### Description of the task
Strip out the pictures and output each remaining line of the data word for word.
---------- Input records
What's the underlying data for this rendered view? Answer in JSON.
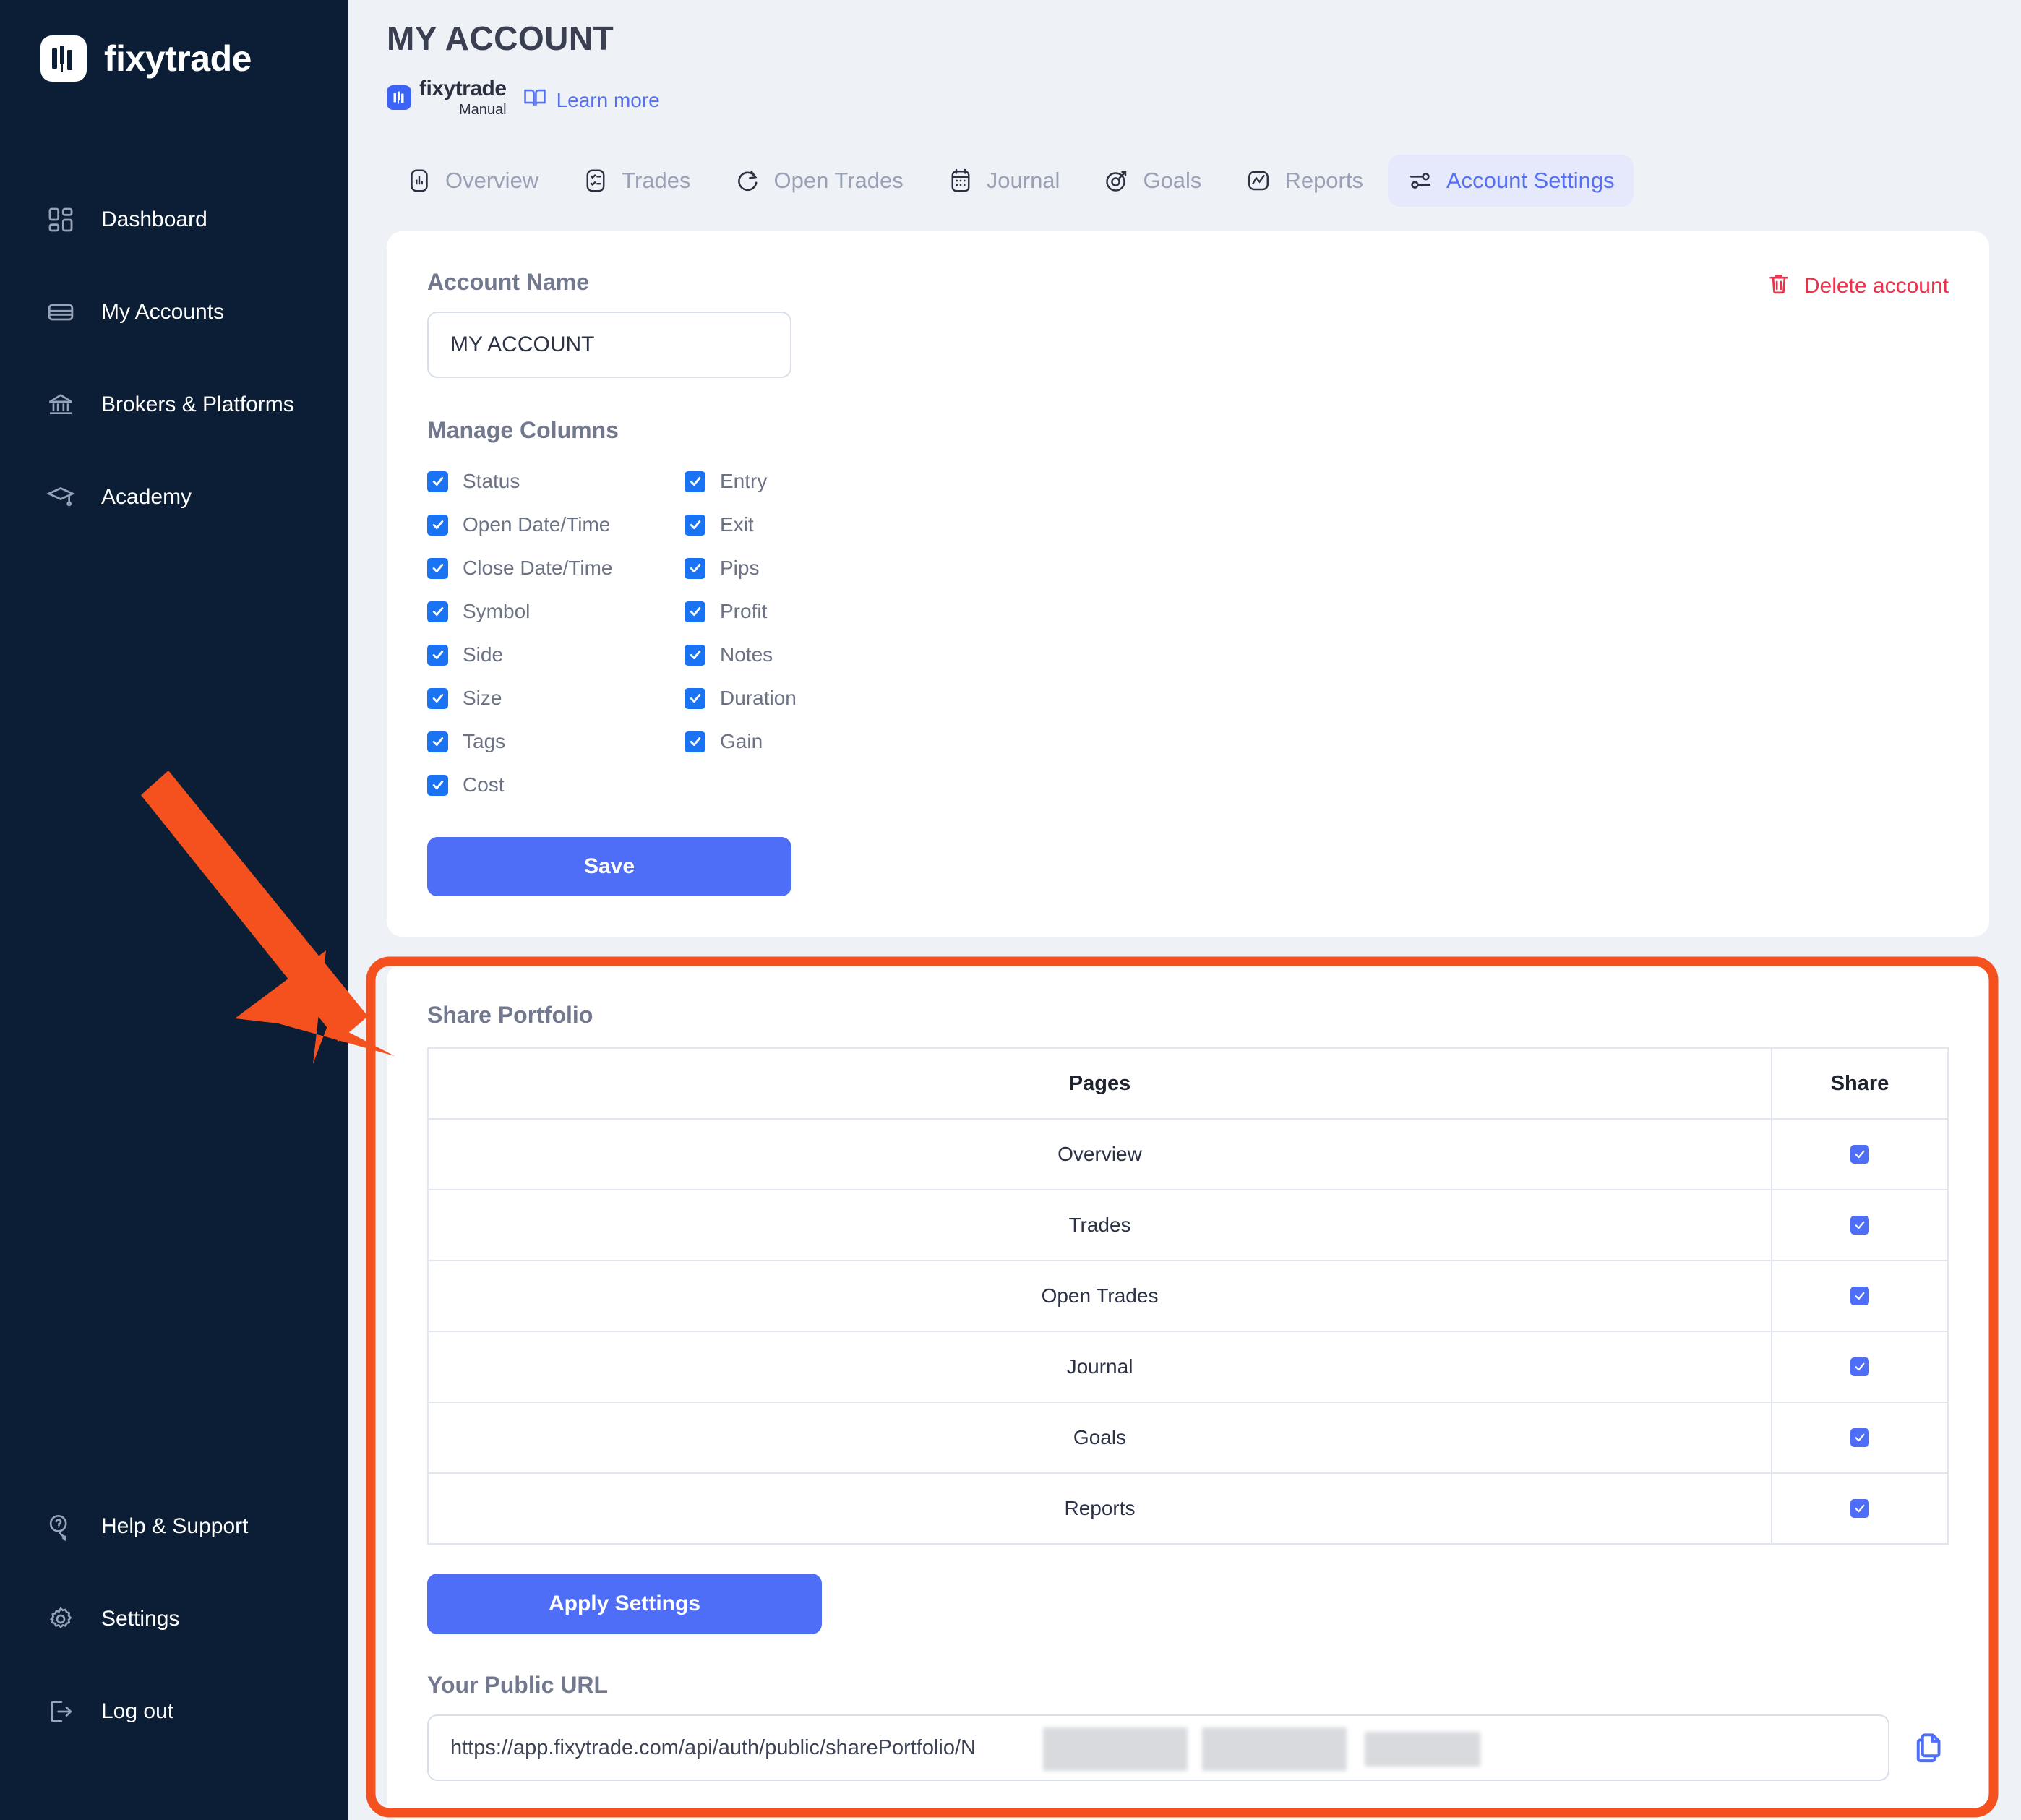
{
  "brand": {
    "name": "fixytrade",
    "logo_icon": "fixytrade-logo-icon"
  },
  "sidebar": {
    "top_items": [
      {
        "label": "Dashboard",
        "icon": "dashboard-grid-icon"
      },
      {
        "label": "My Accounts",
        "icon": "credit-card-icon"
      },
      {
        "label": "Brokers & Platforms",
        "icon": "bank-icon"
      },
      {
        "label": "Academy",
        "icon": "graduation-cap-icon"
      }
    ],
    "bottom_items": [
      {
        "label": "Help & Support",
        "icon": "help-chat-icon"
      },
      {
        "label": "Settings",
        "icon": "gear-icon"
      },
      {
        "label": "Log out",
        "icon": "logout-icon"
      }
    ]
  },
  "header": {
    "title": "MY ACCOUNT",
    "manual_brand": "fixytrade",
    "manual_sub": "Manual",
    "learn_more": "Learn more",
    "learn_more_icon": "book-open-icon"
  },
  "tabs": [
    {
      "label": "Overview",
      "icon": "bar-chart-icon",
      "active": false
    },
    {
      "label": "Trades",
      "icon": "checklist-icon",
      "active": false
    },
    {
      "label": "Open Trades",
      "icon": "refresh-icon",
      "active": false
    },
    {
      "label": "Journal",
      "icon": "calendar-icon",
      "active": false
    },
    {
      "label": "Goals",
      "icon": "target-icon",
      "active": false
    },
    {
      "label": "Reports",
      "icon": "chart-line-icon",
      "active": false
    },
    {
      "label": "Account Settings",
      "icon": "sliders-icon",
      "active": true
    }
  ],
  "account_card": {
    "account_name_label": "Account Name",
    "account_name_value": "MY ACCOUNT",
    "account_name_placeholder": "Account Name",
    "delete_account_label": "Delete account",
    "delete_icon": "trash-icon",
    "manage_columns_label": "Manage Columns",
    "columns_left": [
      {
        "label": "Status",
        "checked": true
      },
      {
        "label": "Open Date/Time",
        "checked": true
      },
      {
        "label": "Close Date/Time",
        "checked": true
      },
      {
        "label": "Symbol",
        "checked": true
      },
      {
        "label": "Side",
        "checked": true
      },
      {
        "label": "Size",
        "checked": true
      },
      {
        "label": "Tags",
        "checked": true
      },
      {
        "label": "Cost",
        "checked": true
      }
    ],
    "columns_right": [
      {
        "label": "Entry",
        "checked": true
      },
      {
        "label": "Exit",
        "checked": true
      },
      {
        "label": "Pips",
        "checked": true
      },
      {
        "label": "Profit",
        "checked": true
      },
      {
        "label": "Notes",
        "checked": true
      },
      {
        "label": "Duration",
        "checked": true
      },
      {
        "label": "Gain",
        "checked": true
      }
    ],
    "save_label": "Save"
  },
  "share_card": {
    "title": "Share Portfolio",
    "table": {
      "headers": [
        "Pages",
        "Share"
      ],
      "rows": [
        {
          "page": "Overview",
          "share": true
        },
        {
          "page": "Trades",
          "share": true
        },
        {
          "page": "Open Trades",
          "share": true
        },
        {
          "page": "Journal",
          "share": true
        },
        {
          "page": "Goals",
          "share": true
        },
        {
          "page": "Reports",
          "share": true
        }
      ]
    },
    "apply_label": "Apply Settings",
    "url_label": "Your Public URL",
    "url_value": "https://app.fixytrade.com/api/auth/public/sharePortfolio/N",
    "copy_icon": "copy-icon"
  },
  "annotation": {
    "arrow_color": "#f4511e",
    "highlight_color": "#f4511e"
  },
  "colors": {
    "sidebar_bg": "#0b1e35",
    "page_bg": "#eef2f7",
    "accent_blue": "#4f6ef7",
    "tab_active_bg": "#e5e9fb",
    "checkbox_blue": "#1a73f2",
    "danger_red": "#f0304a",
    "annotation_orange": "#f4511e"
  }
}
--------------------
### Response for this exercise
What's the underlying data for this rendered view? Answer in JSON.
{
  "brand": {
    "name": "fixytrade",
    "logo_icon": "fixytrade-logo-icon"
  },
  "sidebar": {
    "top_items": [
      {
        "label": "Dashboard",
        "icon": "dashboard-grid-icon"
      },
      {
        "label": "My Accounts",
        "icon": "credit-card-icon"
      },
      {
        "label": "Brokers & Platforms",
        "icon": "bank-icon"
      },
      {
        "label": "Academy",
        "icon": "graduation-cap-icon"
      }
    ],
    "bottom_items": [
      {
        "label": "Help & Support",
        "icon": "help-chat-icon"
      },
      {
        "label": "Settings",
        "icon": "gear-icon"
      },
      {
        "label": "Log out",
        "icon": "logout-icon"
      }
    ]
  },
  "header": {
    "title": "MY ACCOUNT",
    "manual_brand": "fixytrade",
    "manual_sub": "Manual",
    "learn_more": "Learn more",
    "learn_more_icon": "book-open-icon"
  },
  "tabs": [
    {
      "label": "Overview",
      "icon": "bar-chart-icon",
      "active": false
    },
    {
      "label": "Trades",
      "icon": "checklist-icon",
      "active": false
    },
    {
      "label": "Open Trades",
      "icon": "refresh-icon",
      "active": false
    },
    {
      "label": "Journal",
      "icon": "calendar-icon",
      "active": false
    },
    {
      "label": "Goals",
      "icon": "target-icon",
      "active": false
    },
    {
      "label": "Reports",
      "icon": "chart-line-icon",
      "active": false
    },
    {
      "label": "Account Settings",
      "icon": "sliders-icon",
      "active": true
    }
  ],
  "account_card": {
    "account_name_label": "Account Name",
    "account_name_value": "MY ACCOUNT",
    "account_name_placeholder": "Account Name",
    "delete_account_label": "Delete account",
    "delete_icon": "trash-icon",
    "manage_columns_label": "Manage Columns",
    "columns_left": [
      {
        "label": "Status",
        "checked": true
      },
      {
        "label": "Open Date/Time",
        "checked": true
      },
      {
        "label": "Close Date/Time",
        "checked": true
      },
      {
        "label": "Symbol",
        "checked": true
      },
      {
        "label": "Side",
        "checked": true
      },
      {
        "label": "Size",
        "checked": true
      },
      {
        "label": "Tags",
        "checked": true
      },
      {
        "label": "Cost",
        "checked": true
      }
    ],
    "columns_right": [
      {
        "label": "Entry",
        "checked": true
      },
      {
        "label": "Exit",
        "checked": true
      },
      {
        "label": "Pips",
        "checked": true
      },
      {
        "label": "Profit",
        "checked": true
      },
      {
        "label": "Notes",
        "checked": true
      },
      {
        "label": "Duration",
        "checked": true
      },
      {
        "label": "Gain",
        "checked": true
      }
    ],
    "save_label": "Save"
  },
  "share_card": {
    "title": "Share Portfolio",
    "table": {
      "headers": [
        "Pages",
        "Share"
      ],
      "rows": [
        {
          "page": "Overview",
          "share": true
        },
        {
          "page": "Trades",
          "share": true
        },
        {
          "page": "Open Trades",
          "share": true
        },
        {
          "page": "Journal",
          "share": true
        },
        {
          "page": "Goals",
          "share": true
        },
        {
          "page": "Reports",
          "share": true
        }
      ]
    },
    "apply_label": "Apply Settings",
    "url_label": "Your Public URL",
    "url_value": "https://app.fixytrade.com/api/auth/public/sharePortfolio/N",
    "copy_icon": "copy-icon"
  },
  "annotation": {
    "arrow_color": "#f4511e",
    "highlight_color": "#f4511e"
  },
  "colors": {
    "sidebar_bg": "#0b1e35",
    "page_bg": "#eef2f7",
    "accent_blue": "#4f6ef7",
    "tab_active_bg": "#e5e9fb",
    "checkbox_blue": "#1a73f2",
    "danger_red": "#f0304a",
    "annotation_orange": "#f4511e"
  }
}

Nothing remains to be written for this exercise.